But this economical and effective storytelling gets lost as Kohler tries her tricks on an increasingly larger scale. Charlotte and Anne head off to London to confront the shady publisher who is claiming that Emily and Anne's novels are written "by the author of Jane Eyre." So why do they go visit Charlotte's publisher? And why do we get treated to an internal monologue by the publisher's mother? By this point, Kohler has fallen into the trap she successfully avoided earlier--at this point, she is pairing up the characters of Charlotte's novels with their "Real Life Counterparts." Kohler has stopped trying to demonstrate Charlotte's character and thinking with these match-ups, and so we are in roman a clef territory, where "Dr. John Graham Bretton" is "really" her publisher George Smith. And thus Villette is reduced to a revenge novel against a man who jilted her, rather than the complex novel that many critics think is Charlotte's best.

I was also unimpressed with the artificial division of this short book into three "volumes" in the Victorian fashion. It doesn't serve any artistic function and smacks of pastiche. I really thought there were some wonderful and meaty sections of writing, and if Kohler had stuck with a smaller canvas--maybe a close examination of Charlotte's writing of Jane Eyre and its influences, as well as seeing the process through the eyes of those closest to her--she could have delivered a powerful work of imagination that examined the work of creating art.
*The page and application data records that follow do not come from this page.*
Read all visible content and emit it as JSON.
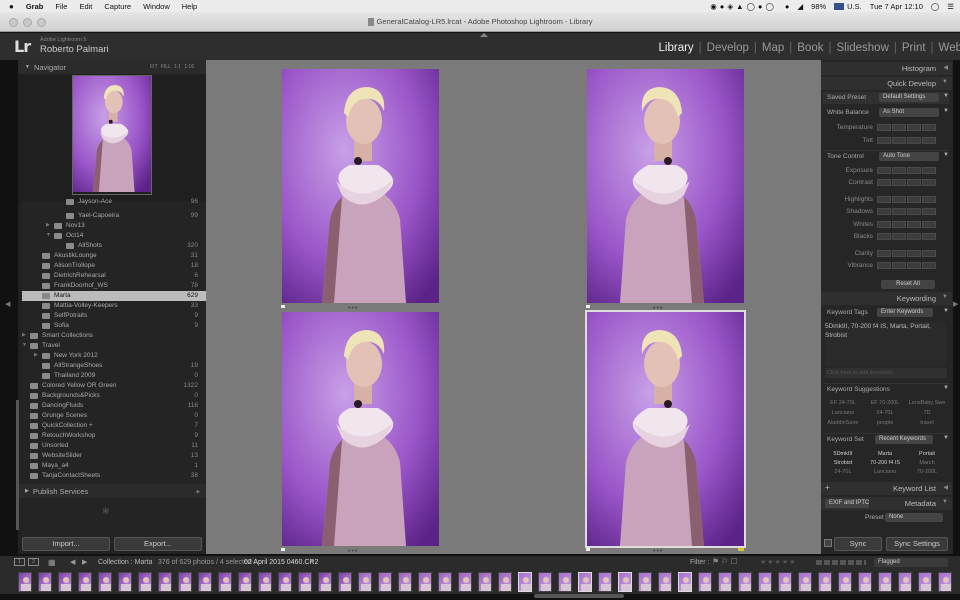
{
  "menubar": {
    "apple": "",
    "items": [
      "Grab",
      "File",
      "Edit",
      "Capture",
      "Window",
      "Help"
    ],
    "battery": "98%",
    "input_source": "U.S.",
    "clock": "Tue 7 Apr  12:10"
  },
  "window": {
    "title": "GeneralCatalog-LR5.lrcat - Adobe Photoshop Lightroom - Library"
  },
  "identity": {
    "logo": "Lr",
    "version": "Adobe Lightroom 5",
    "user": "Roberto Palmari"
  },
  "modules": [
    {
      "label": "Library",
      "active": true
    },
    {
      "label": "Develop"
    },
    {
      "label": "Map"
    },
    {
      "label": "Book"
    },
    {
      "label": "Slideshow"
    },
    {
      "label": "Print"
    },
    {
      "label": "Web"
    }
  ],
  "navigator": {
    "title": "Navigator",
    "zoom_options": [
      "FIT",
      "FILL",
      "1:1",
      "1:16"
    ]
  },
  "folders": [
    {
      "label": "Jayson-Ace",
      "count": "96",
      "depth": 3,
      "cut": true
    },
    {
      "label": "Yael-Capoeira",
      "count": "99",
      "depth": 3
    },
    {
      "label": "Nov13",
      "count": "",
      "depth": 2,
      "tri": "▶"
    },
    {
      "label": "Oct14",
      "count": "",
      "depth": 2,
      "tri": "▼"
    },
    {
      "label": "AllShots",
      "count": "320",
      "depth": 3
    },
    {
      "label": "AkustikLounge",
      "count": "31",
      "depth": 1
    },
    {
      "label": "AlisonTrollope",
      "count": "18",
      "depth": 1
    },
    {
      "label": "DietrichRehearsal",
      "count": "6",
      "depth": 1
    },
    {
      "label": "FrankDoorhof_WS",
      "count": "78",
      "depth": 1
    },
    {
      "label": "Marta",
      "count": "629",
      "depth": 1,
      "selected": true
    },
    {
      "label": "Mattia-Volley-Keepers",
      "count": "33",
      "depth": 1
    },
    {
      "label": "SelfPotraits",
      "count": "9",
      "depth": 1
    },
    {
      "label": "Sofia",
      "count": "9",
      "depth": 1
    },
    {
      "label": "Smart Collections",
      "count": "",
      "depth": 0,
      "tri": "▶"
    },
    {
      "label": "Travel",
      "count": "",
      "depth": 0,
      "tri": "▼"
    },
    {
      "label": "New York 2012",
      "count": "",
      "depth": 1,
      "tri": "▶"
    },
    {
      "label": "AllStrangeShoes",
      "count": "19",
      "depth": 1
    },
    {
      "label": "Thailand 2009",
      "count": "0",
      "depth": 1
    },
    {
      "label": "Colored Yellow OR Green",
      "count": "1322",
      "depth": 0
    },
    {
      "label": "Backgrounds&Picks",
      "count": "0",
      "depth": 0
    },
    {
      "label": "DancingFluids",
      "count": "116",
      "depth": 0
    },
    {
      "label": "Grunge Scenes",
      "count": "0",
      "depth": 0
    },
    {
      "label": "QuickCollection +",
      "count": "7",
      "depth": 0
    },
    {
      "label": "RetouchWorkshop",
      "count": "9",
      "depth": 0
    },
    {
      "label": "Unsorted",
      "count": "11",
      "depth": 0
    },
    {
      "label": "WebsiteSlider",
      "count": "13",
      "depth": 0
    },
    {
      "label": "Maya_a4",
      "count": "1",
      "depth": 0
    },
    {
      "label": "TanjaContactSheets",
      "count": "38",
      "depth": 0
    }
  ],
  "publish_services": {
    "title": "Publish Services",
    "add": "+"
  },
  "left_buttons": {
    "import": "Import...",
    "export": "Export..."
  },
  "right_panel": {
    "histogram": "Histogram",
    "quick_develop": "Quick Develop",
    "saved_preset": {
      "label": "Saved Preset",
      "value": "Default Settings"
    },
    "white_balance": {
      "label": "White Balance",
      "value": "As Shot"
    },
    "temperature": "Temperature",
    "tint": "Tint",
    "tone_control": {
      "label": "Tone Control",
      "value": "Auto Tone"
    },
    "tone_sliders": [
      "Exposure",
      "Contrast",
      "Highlights",
      "Shadows",
      "Whites",
      "Blacks",
      "Clarity",
      "Vibrance"
    ],
    "reset_all": "Reset All",
    "keywording": "Keywording",
    "keyword_tags": {
      "label": "Keyword Tags",
      "value": "Enter Keywords"
    },
    "keywords_text": "5DmkIII, 70-200 f4 IS, Marta, Portait, Strobist",
    "add_keywords_placeholder": "Click here to add keywords",
    "keyword_suggestions": "Keyword Suggestions",
    "suggestions": [
      "EF 24-70L",
      "EF 70-200L",
      "LensBaby Swe",
      "Lanciano",
      "24-70L",
      "7D",
      "AladdinSane",
      "people",
      "travel"
    ],
    "keyword_set": {
      "label": "Keyword Set",
      "value": "Recent Keywords"
    },
    "set_items": [
      "5DmkIII",
      "Marta",
      "Portait",
      "Strobist",
      "70-200 f4 IS",
      "March",
      "24-70L",
      "Lanciano",
      "70-200L"
    ],
    "keyword_list": "Keyword List",
    "metadata": "Metadata",
    "exif_preset": "EXIF and IPTC",
    "preset_label": "Preset",
    "preset_value": "None",
    "sync": "Sync",
    "sync_settings": "Sync Settings"
  },
  "filmbar": {
    "collection": "Collection : Marta",
    "info": "376 of 629 photos / 4 selected /",
    "filename": "02 April 2015 0460.CR2",
    "filter_label": "Filter :",
    "filter_value": "Flagged"
  },
  "colors": {
    "accent_flag": "#d8c23a",
    "selection": "#bcbcbc",
    "panel": "#222222"
  }
}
If she had ended the story at the moment that Charlotte sent the book out and thus stopped writing it, she would have had a tightly focused and powerful tale.

Instead, she got seduced by the melodrama of the Bronte story, and failed to give it either the weight it was due, or to nail it down with such specificity that it ceased to be melodramatic. So it's a nice try, and not a bad read, but frustrating because it so clearly could have been so much more.